• Your task: Without any of the pictures, set down the data below exactly.

• Interface dataset entries:
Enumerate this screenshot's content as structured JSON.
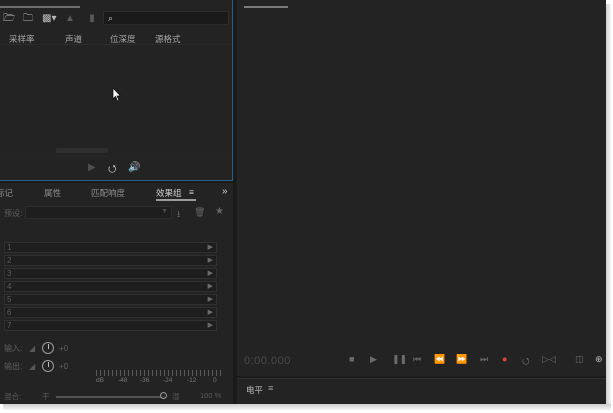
{
  "files_panel": {
    "columns": [
      "采样率",
      "声道",
      "位深度",
      "源格式"
    ]
  },
  "effects_rack": {
    "tabs": [
      "标记",
      "属性",
      "匹配响度",
      "效果组"
    ],
    "active_tab": "效果组",
    "preset_label": "预设:",
    "slot_numbers": [
      "1",
      "2",
      "3",
      "4",
      "5",
      "6",
      "7"
    ],
    "input_label": "输入:",
    "input_value": "+0",
    "output_label": "输出:",
    "output_value": "+0",
    "meter_scale": [
      "dB",
      "-48",
      "-36",
      "-24",
      "-12",
      "0"
    ],
    "mix_label": "混合:",
    "mix_dry": "干",
    "mix_wet": "湿",
    "mix_percent": "100 %"
  },
  "editor": {
    "timecode": "0:00.000"
  },
  "timeline": {
    "label": "电平"
  },
  "colors": {
    "background": "#1b1b1b",
    "panel": "#232323",
    "focus_border": "#2d5d8a",
    "record": "#e0473a"
  }
}
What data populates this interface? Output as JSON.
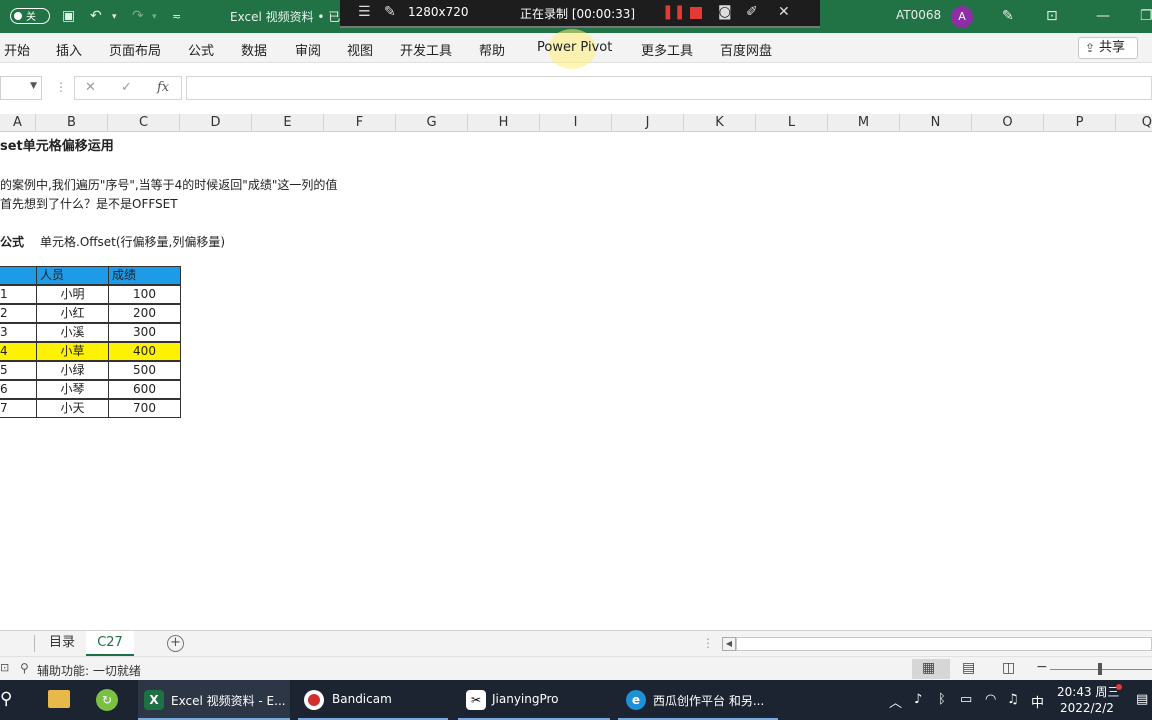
{
  "titlebar": {
    "autosave_label": "关",
    "app_title": "Excel 视频资料 • 已保",
    "user": "AT0068",
    "avatar_letter": "A"
  },
  "recorder": {
    "resolution": "1280x720",
    "status": "正在录制 [00:00:33]"
  },
  "ribbon": {
    "tabs": [
      "开始",
      "插入",
      "页面布局",
      "公式",
      "数据",
      "审阅",
      "视图",
      "开发工具",
      "帮助",
      "Power Pivot",
      "更多工具",
      "百度网盘"
    ],
    "share_label": "共享"
  },
  "formula_bar": {
    "fx_label": "fx",
    "value": ""
  },
  "columns": [
    "A",
    "B",
    "C",
    "D",
    "E",
    "F",
    "G",
    "H",
    "I",
    "J",
    "K",
    "L",
    "M",
    "N",
    "O",
    "P",
    "Q"
  ],
  "sheet": {
    "title": "set单元格偏移运用",
    "desc1": "的案例中,我们遍历\"序号\",当等于4的时候返回\"成绩\"这一列的值",
    "desc2": "首先想到了什么？是不是OFFSET",
    "formula_label": "公式",
    "formula_text": "单元格.Offset(行偏移量,列偏移量)",
    "table": {
      "headers": [
        "",
        "人员",
        "成绩"
      ],
      "rows": [
        [
          "1",
          "小明",
          "100"
        ],
        [
          "2",
          "小红",
          "200"
        ],
        [
          "3",
          "小溪",
          "300"
        ],
        [
          "4",
          "小草",
          "400"
        ],
        [
          "5",
          "小绿",
          "500"
        ],
        [
          "6",
          "小琴",
          "600"
        ],
        [
          "7",
          "小天",
          "700"
        ]
      ],
      "highlight_row_index": 3,
      "header_color": "#1e9be6",
      "highlight_color": "#fff200"
    }
  },
  "sheet_tabs": {
    "tabs": [
      "目录",
      "C27"
    ],
    "active": "C27"
  },
  "statusbar": {
    "text": "辅助功能: 一切就绪"
  },
  "taskbar": {
    "apps": [
      "Excel 视频资料 - E...",
      "Bandicam",
      "JianyingPro",
      "西瓜创作平台 和另..."
    ],
    "ime": "中",
    "time": "20:43 周三",
    "date": "2022/2/2"
  }
}
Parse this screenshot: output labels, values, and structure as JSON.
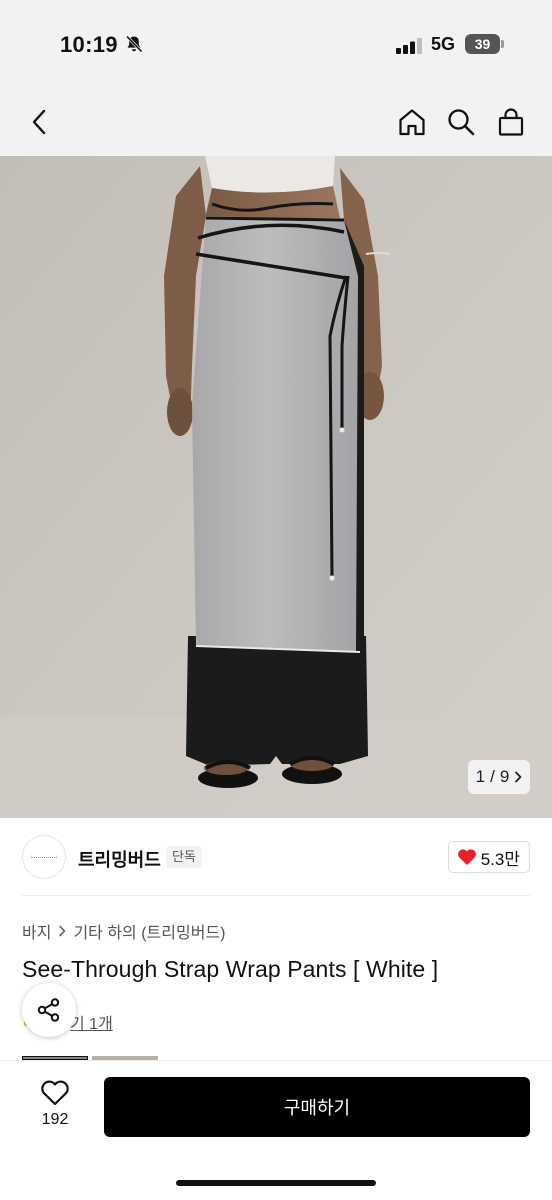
{
  "status_bar": {
    "time": "10:19",
    "network": "5G",
    "battery": "39",
    "icons": [
      "bell-muted-icon",
      "signal-icon"
    ]
  },
  "nav": {
    "icons": [
      "chevron-left-icon",
      "home-icon",
      "search-icon",
      "shopping-bag-icon"
    ]
  },
  "gallery": {
    "current": "1",
    "separator": "/",
    "total": "9"
  },
  "shop": {
    "name": "트리밍버드",
    "badge": "단독",
    "likes": "5.3만",
    "like_color": "#e8202a"
  },
  "product": {
    "breadcrumb": [
      "바지",
      "기타 하의 (트리밍버드)"
    ],
    "title": "See-Through Strap Wrap Pants [ White ]",
    "review_text": "기 1개"
  },
  "bottom_bar": {
    "wish_count": "192",
    "buy_label": "구매하기"
  }
}
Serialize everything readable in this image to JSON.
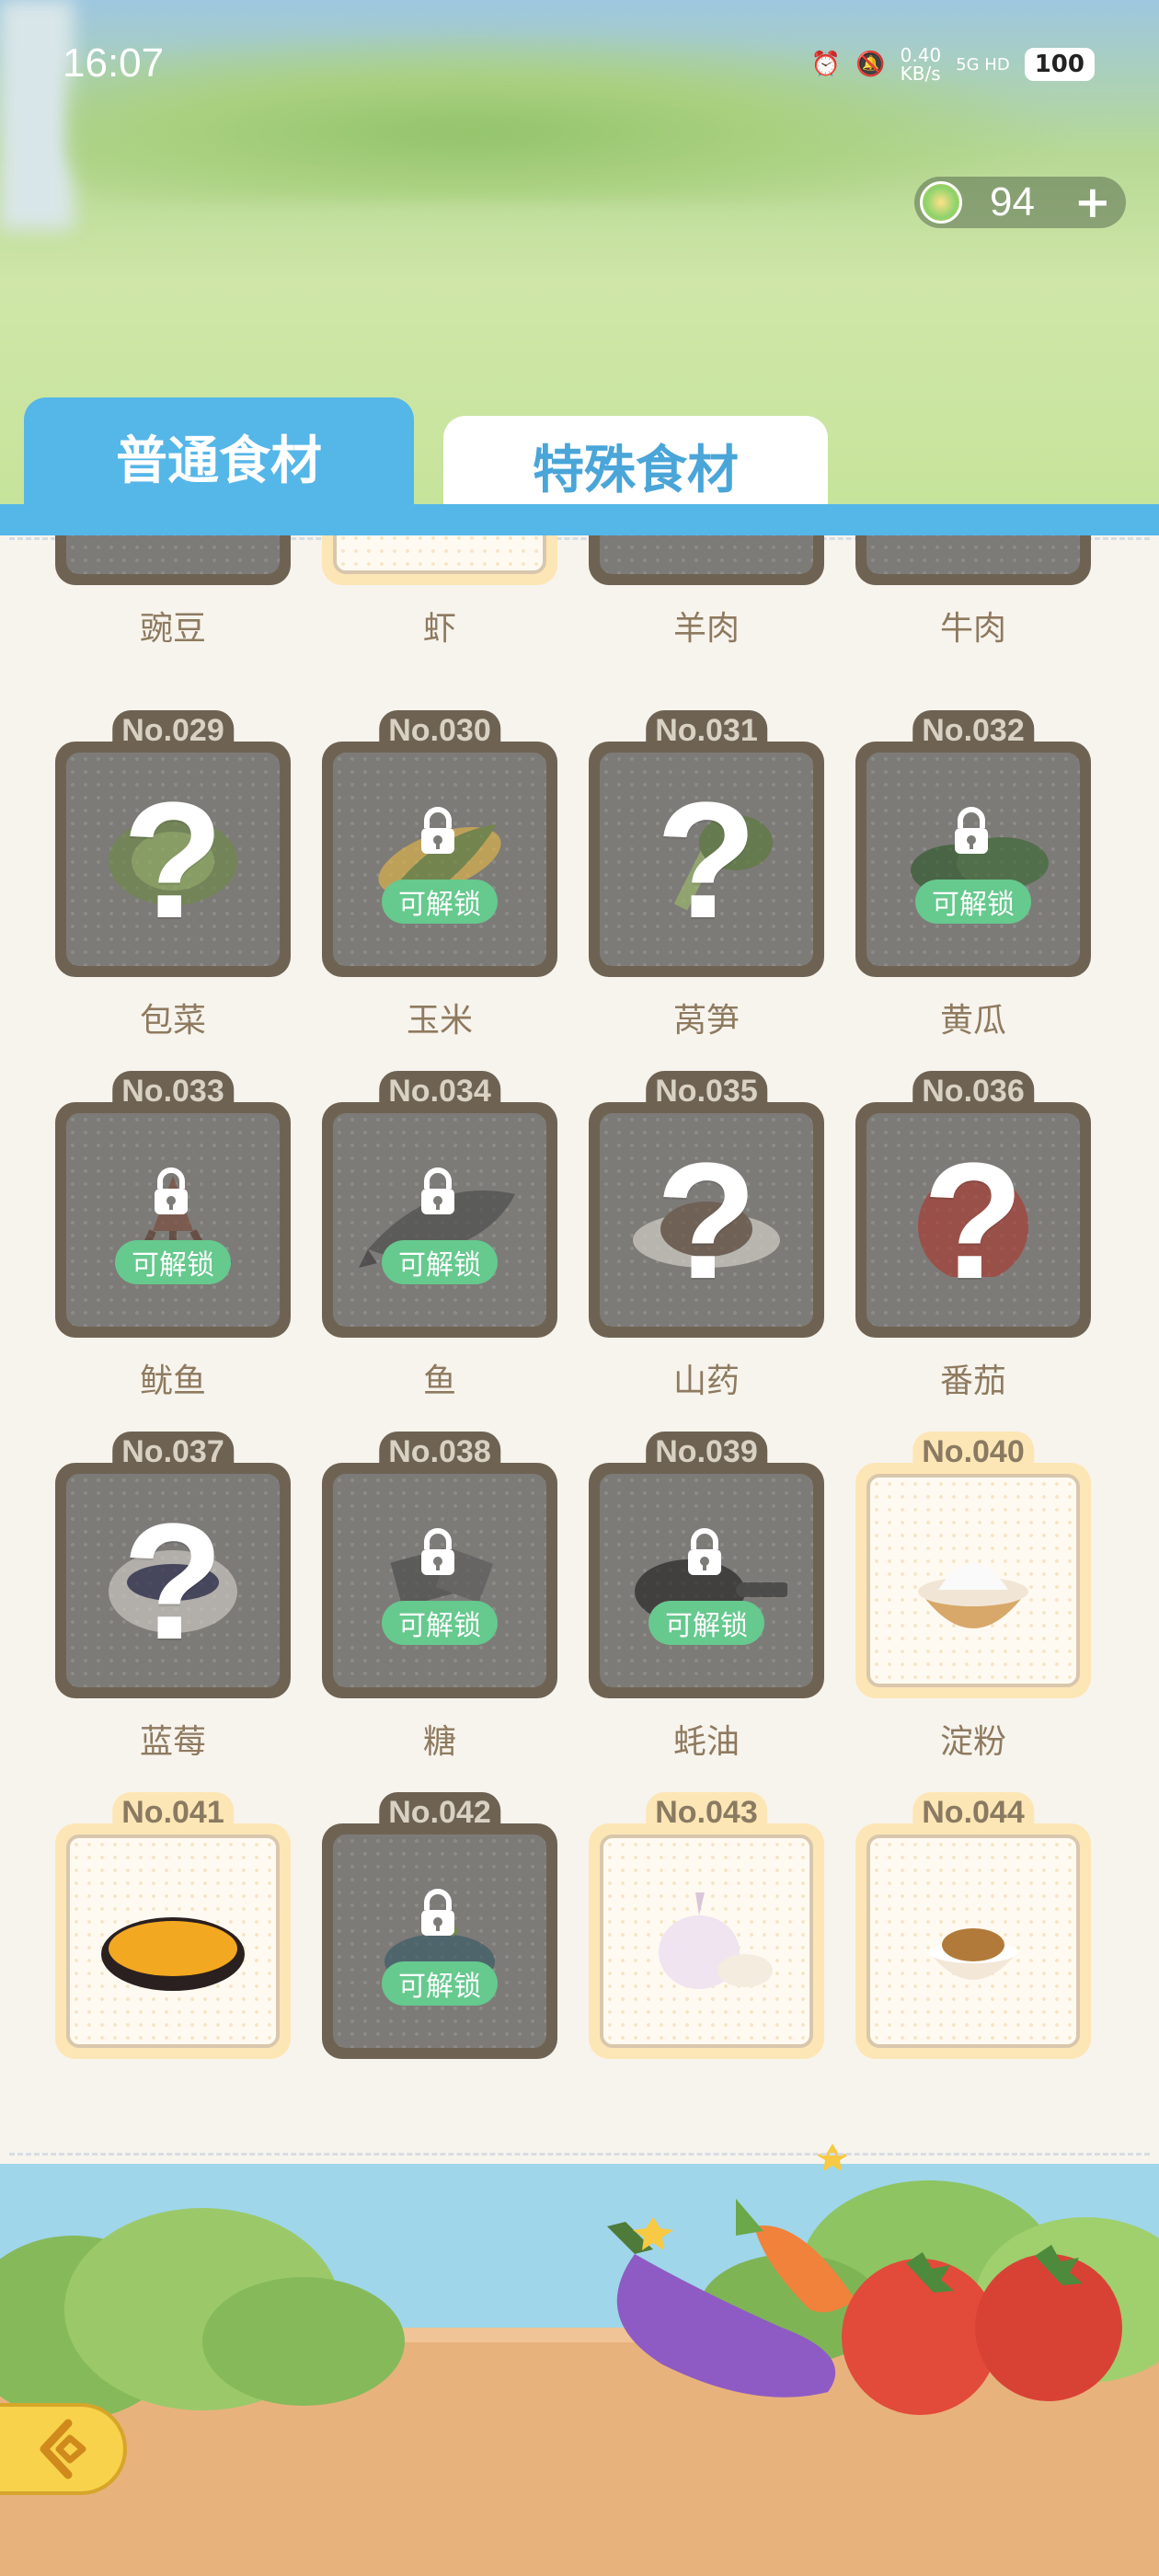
{
  "status_bar": {
    "time": "16:07",
    "net_speed": "0.40\nKB/s",
    "net_type": "5G HD",
    "battery": "100"
  },
  "currency": {
    "amount": "94",
    "plus_icon": "plus-icon",
    "coin_icon": "coin-icon"
  },
  "tabs": [
    {
      "label": "普通食材",
      "active": true
    },
    {
      "label": "特殊食材",
      "active": false
    }
  ],
  "partial_row_names": [
    "豌豆",
    "虾",
    "羊肉",
    "牛肉"
  ],
  "ingredients": [
    {
      "no": "No.029",
      "name": "包菜",
      "state": "unknown"
    },
    {
      "no": "No.030",
      "name": "玉米",
      "state": "unlockable"
    },
    {
      "no": "No.031",
      "name": "莴笋",
      "state": "unknown"
    },
    {
      "no": "No.032",
      "name": "黄瓜",
      "state": "unlockable"
    },
    {
      "no": "No.033",
      "name": "鱿鱼",
      "state": "unlockable"
    },
    {
      "no": "No.034",
      "name": "鱼",
      "state": "unlockable"
    },
    {
      "no": "No.035",
      "name": "山药",
      "state": "unknown"
    },
    {
      "no": "No.036",
      "name": "番茄",
      "state": "unknown"
    },
    {
      "no": "No.037",
      "name": "蓝莓",
      "state": "unknown"
    },
    {
      "no": "No.038",
      "name": "糖",
      "state": "unlockable"
    },
    {
      "no": "No.039",
      "name": "蚝油",
      "state": "unlockable"
    },
    {
      "no": "No.040",
      "name": "淀粉",
      "state": "unlocked"
    },
    {
      "no": "No.041",
      "name": "",
      "state": "unlocked"
    },
    {
      "no": "No.042",
      "name": "",
      "state": "unlockable"
    },
    {
      "no": "No.043",
      "name": "",
      "state": "unlocked"
    },
    {
      "no": "No.044",
      "name": "",
      "state": "unlocked"
    }
  ],
  "unlock_label": "可解锁",
  "unknown_mark": "?",
  "colors": {
    "tab_blue": "#55b6e8",
    "unlock_green": "#66c98e",
    "locked_frame": "#6e6353",
    "unlocked_frame": "#fde6b5"
  }
}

• Response:
Enumerate this screenshot's content as structured JSON.
{
  "files_panel": {
    "columns": [
      "采样率",
      "声道",
      "位深度",
      "源格式"
    ]
  },
  "effects_rack": {
    "tabs": [
      "标记",
      "属性",
      "匹配响度",
      "效果组"
    ],
    "active_tab": "效果组",
    "preset_label": "预设:",
    "slot_numbers": [
      "1",
      "2",
      "3",
      "4",
      "5",
      "6",
      "7"
    ],
    "input_label": "输入:",
    "input_value": "+0",
    "output_label": "输出:",
    "output_value": "+0",
    "meter_scale": [
      "dB",
      "-48",
      "-36",
      "-24",
      "-12",
      "0"
    ],
    "mix_label": "混合:",
    "mix_dry": "干",
    "mix_wet": "湿",
    "mix_percent": "100 %"
  },
  "editor": {
    "timecode": "0:00.000"
  },
  "timeline": {
    "label": "电平"
  },
  "colors": {
    "background": "#1b1b1b",
    "panel": "#232323",
    "focus_border": "#2d5d8a",
    "record": "#e0473a"
  }
}
What data populates this interface? Output as JSON.
{
  "titlebar": {
    "autosave_label": "关",
    "app_title": "Excel 视频资料 • 已保",
    "user": "AT0068",
    "avatar_letter": "A"
  },
  "recorder": {
    "resolution": "1280x720",
    "status": "正在录制 [00:00:33]"
  },
  "ribbon": {
    "tabs": [
      "开始",
      "插入",
      "页面布局",
      "公式",
      "数据",
      "审阅",
      "视图",
      "开发工具",
      "帮助",
      "Power Pivot",
      "更多工具",
      "百度网盘"
    ],
    "share_label": "共享"
  },
  "formula_bar": {
    "fx_label": "fx",
    "value": ""
  },
  "columns": [
    "A",
    "B",
    "C",
    "D",
    "E",
    "F",
    "G",
    "H",
    "I",
    "J",
    "K",
    "L",
    "M",
    "N",
    "O",
    "P",
    "Q"
  ],
  "sheet": {
    "title": "set单元格偏移运用",
    "desc1": "的案例中,我们遍历\"序号\",当等于4的时候返回\"成绩\"这一列的值",
    "desc2": "首先想到了什么？是不是OFFSET",
    "formula_label": "公式",
    "formula_text": "单元格.Offset(行偏移量,列偏移量)",
    "table": {
      "headers": [
        "",
        "人员",
        "成绩"
      ],
      "rows": [
        [
          "1",
          "小明",
          "100"
        ],
        [
          "2",
          "小红",
          "200"
        ],
        [
          "3",
          "小溪",
          "300"
        ],
        [
          "4",
          "小草",
          "400"
        ],
        [
          "5",
          "小绿",
          "500"
        ],
        [
          "6",
          "小琴",
          "600"
        ],
        [
          "7",
          "小天",
          "700"
        ]
      ],
      "highlight_row_index": 3,
      "header_color": "#1e9be6",
      "highlight_color": "#fff200"
    }
  },
  "sheet_tabs": {
    "tabs": [
      "目录",
      "C27"
    ],
    "active": "C27"
  },
  "statusbar": {
    "text": "辅助功能: 一切就绪"
  },
  "taskbar": {
    "apps": [
      "Excel 视频资料 - E...",
      "Bandicam",
      "JianyingPro",
      "西瓜创作平台 和另..."
    ],
    "ime": "中",
    "time": "20:43 周三",
    "date": "2022/2/2"
  }
}
Parse this screenshot: output labels, values, and structure as JSON.
{
  "status_bar": {
    "time": "10:19",
    "network": "5G",
    "battery": "39",
    "icons": [
      "bell-muted-icon",
      "signal-icon"
    ]
  },
  "nav": {
    "icons": [
      "chevron-left-icon",
      "home-icon",
      "search-icon",
      "shopping-bag-icon"
    ]
  },
  "gallery": {
    "current": "1",
    "separator": "/",
    "total": "9"
  },
  "shop": {
    "name": "트리밍버드",
    "badge": "단독",
    "likes": "5.3만",
    "like_color": "#e8202a"
  },
  "product": {
    "breadcrumb": [
      "바지",
      "기타 하의 (트리밍버드)"
    ],
    "title": "See-Through Strap Wrap Pants [ White ]",
    "review_text": "기 1개"
  },
  "bottom_bar": {
    "wish_count": "192",
    "buy_label": "구매하기"
  }
}
Serialize everything readable in this image to JSON.
{
  "status_bar": {
    "time": "16:07",
    "net_speed": "0.40\nKB/s",
    "net_type": "5G HD",
    "battery": "100"
  },
  "currency": {
    "amount": "94",
    "plus_icon": "plus-icon",
    "coin_icon": "coin-icon"
  },
  "tabs": [
    {
      "label": "普通食材",
      "active": true
    },
    {
      "label": "特殊食材",
      "active": false
    }
  ],
  "partial_row_names": [
    "豌豆",
    "虾",
    "羊肉",
    "牛肉"
  ],
  "ingredients": [
    {
      "no": "No.029",
      "name": "包菜",
      "state": "unknown"
    },
    {
      "no": "No.030",
      "name": "玉米",
      "state": "unlockable"
    },
    {
      "no": "No.031",
      "name": "莴笋",
      "state": "unknown"
    },
    {
      "no": "No.032",
      "name": "黄瓜",
      "state": "unlockable"
    },
    {
      "no": "No.033",
      "name": "鱿鱼",
      "state": "unlockable"
    },
    {
      "no": "No.034",
      "name": "鱼",
      "state": "unlockable"
    },
    {
      "no": "No.035",
      "name": "山药",
      "state": "unknown"
    },
    {
      "no": "No.036",
      "name": "番茄",
      "state": "unknown"
    },
    {
      "no": "No.037",
      "name": "蓝莓",
      "state": "unknown"
    },
    {
      "no": "No.038",
      "name": "糖",
      "state": "unlockable"
    },
    {
      "no": "No.039",
      "name": "蚝油",
      "state": "unlockable"
    },
    {
      "no": "No.040",
      "name": "淀粉",
      "state": "unlocked"
    },
    {
      "no": "No.041",
      "name": "",
      "state": "unlocked"
    },
    {
      "no": "No.042",
      "name": "",
      "state": "unlockable"
    },
    {
      "no": "No.043",
      "name": "",
      "state": "unlocked"
    },
    {
      "no": "No.044",
      "name": "",
      "state": "unlocked"
    }
  ],
  "unlock_label": "可解锁",
  "unknown_mark": "?",
  "colors": {
    "tab_blue": "#55b6e8",
    "unlock_green": "#66c98e",
    "locked_frame": "#6e6353",
    "unlocked_frame": "#fde6b5"
  }
}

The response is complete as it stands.